Strange Coalition Petitions Court of Appeals to Bypass FCC on VoIP Access Charges
A diverse group of telecom companies and trade groups have jointly submitted a supporting brief to the U.S. Court of Appeals in the Paetec v. CommPartners appeal. The Joint Brief includes ILECS like AT&T and Verizon, CLECs like Neutral Tandem, and normally contrary trade associations like USTA and the VON Coalition. Although these parties have wildly divergent views on how the VoIP access charge dispute should be resolved, they all agree that the Court of Appeals should decide the issue now. The Joint Brief states that the parties submitting “have differing views about the merits” of the district court ruling, “but all agree that a decision from” the Court of Appeals is desirable to clarify the situation for all concerned.
No one knows for sure, but the many pending cases and disputes on VoIP access charges collectively probably have hundreds of millions of dollars at stake. The FCC has exerted much effort to avoid making a decision on the court referrals and various petitions that it has received on the subject since 2005.
Always hopeful that it will moot the question with a comprehensive reform of “intercarrier compensation” within the next 12 months, the FCC has allowed the issue to stay undecided for five years and counting. Paetec and the 14 organizations on the Joint Brief, believe things have dragged on long enough and want the Court of Appeals to rule where the FCC is apparently afraid to tread.
As described in our February 19 posting on the Paetec case, Paetec sued CommPartners in federal district court seeking to collect terminating access charges on interconnected VoIP traffic sent to Paetec by CommPartners. The district court ruled against Paetec, concluding that “the access charge regime is inapplicable to VoIP-originated traffic” because such transmissions qualify for the FCC’s “information services” exemption from access on the basis that IP-to-TDM calls involve “net protocol conversion.” The district court went on to deny Paetec’s claims on unjust enrichment and quantum meruit as well, concluding that the Telecom Act’s access charge regime creates a statutory bar to those equitable legal arguments. This ruling, if allowed to stand, would be a huge policy victory for VoIP providers and ISPs and a very expensive defeat for ILECs.
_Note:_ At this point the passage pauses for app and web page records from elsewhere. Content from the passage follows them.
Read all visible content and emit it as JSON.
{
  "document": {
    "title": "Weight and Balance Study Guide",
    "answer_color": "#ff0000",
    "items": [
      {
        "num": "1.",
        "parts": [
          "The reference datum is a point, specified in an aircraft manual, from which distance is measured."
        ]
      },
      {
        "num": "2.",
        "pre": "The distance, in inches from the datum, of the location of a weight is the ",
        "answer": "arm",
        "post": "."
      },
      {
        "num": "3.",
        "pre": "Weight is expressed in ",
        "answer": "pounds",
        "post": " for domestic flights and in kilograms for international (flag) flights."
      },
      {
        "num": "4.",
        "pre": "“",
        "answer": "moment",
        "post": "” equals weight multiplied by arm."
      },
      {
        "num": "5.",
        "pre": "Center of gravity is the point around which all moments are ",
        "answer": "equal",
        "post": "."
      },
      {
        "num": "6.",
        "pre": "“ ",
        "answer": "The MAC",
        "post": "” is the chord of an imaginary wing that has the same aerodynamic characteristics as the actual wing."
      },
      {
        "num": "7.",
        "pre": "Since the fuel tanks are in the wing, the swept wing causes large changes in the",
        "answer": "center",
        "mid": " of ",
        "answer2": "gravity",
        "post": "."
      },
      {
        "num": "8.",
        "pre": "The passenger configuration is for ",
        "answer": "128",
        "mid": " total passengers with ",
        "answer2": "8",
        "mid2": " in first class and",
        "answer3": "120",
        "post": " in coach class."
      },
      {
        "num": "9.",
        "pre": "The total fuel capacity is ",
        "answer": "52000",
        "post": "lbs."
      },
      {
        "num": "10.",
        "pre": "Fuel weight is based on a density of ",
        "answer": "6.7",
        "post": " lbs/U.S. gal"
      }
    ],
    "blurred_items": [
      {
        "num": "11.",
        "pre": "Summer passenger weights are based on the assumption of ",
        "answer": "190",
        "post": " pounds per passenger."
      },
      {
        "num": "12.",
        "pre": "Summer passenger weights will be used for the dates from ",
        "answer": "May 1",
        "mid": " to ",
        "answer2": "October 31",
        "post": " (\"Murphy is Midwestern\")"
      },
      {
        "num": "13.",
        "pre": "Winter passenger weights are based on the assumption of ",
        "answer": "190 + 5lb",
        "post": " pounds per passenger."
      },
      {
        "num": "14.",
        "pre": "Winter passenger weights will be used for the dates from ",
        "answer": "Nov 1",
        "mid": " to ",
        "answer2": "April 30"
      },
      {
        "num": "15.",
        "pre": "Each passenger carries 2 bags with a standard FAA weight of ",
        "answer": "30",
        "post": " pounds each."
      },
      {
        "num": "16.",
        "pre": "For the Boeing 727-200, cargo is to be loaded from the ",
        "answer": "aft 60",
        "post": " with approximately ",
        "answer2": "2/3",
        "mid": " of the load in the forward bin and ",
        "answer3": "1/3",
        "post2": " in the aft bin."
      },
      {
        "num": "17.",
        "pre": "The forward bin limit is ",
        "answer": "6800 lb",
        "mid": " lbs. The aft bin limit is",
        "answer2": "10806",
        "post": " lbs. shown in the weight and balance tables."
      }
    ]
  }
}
Paetec sought and was granted permission to file an immediate appeal of the Court’s rulings. Because the case is not complete, the appeal is “interlocutory” and may be heard only if the district court allows it (it did) and the Court of Appeals agrees to hear it. Paetec has filed its request with the Court of Appeals in D.C. The Joint Brief in support was filed May 20.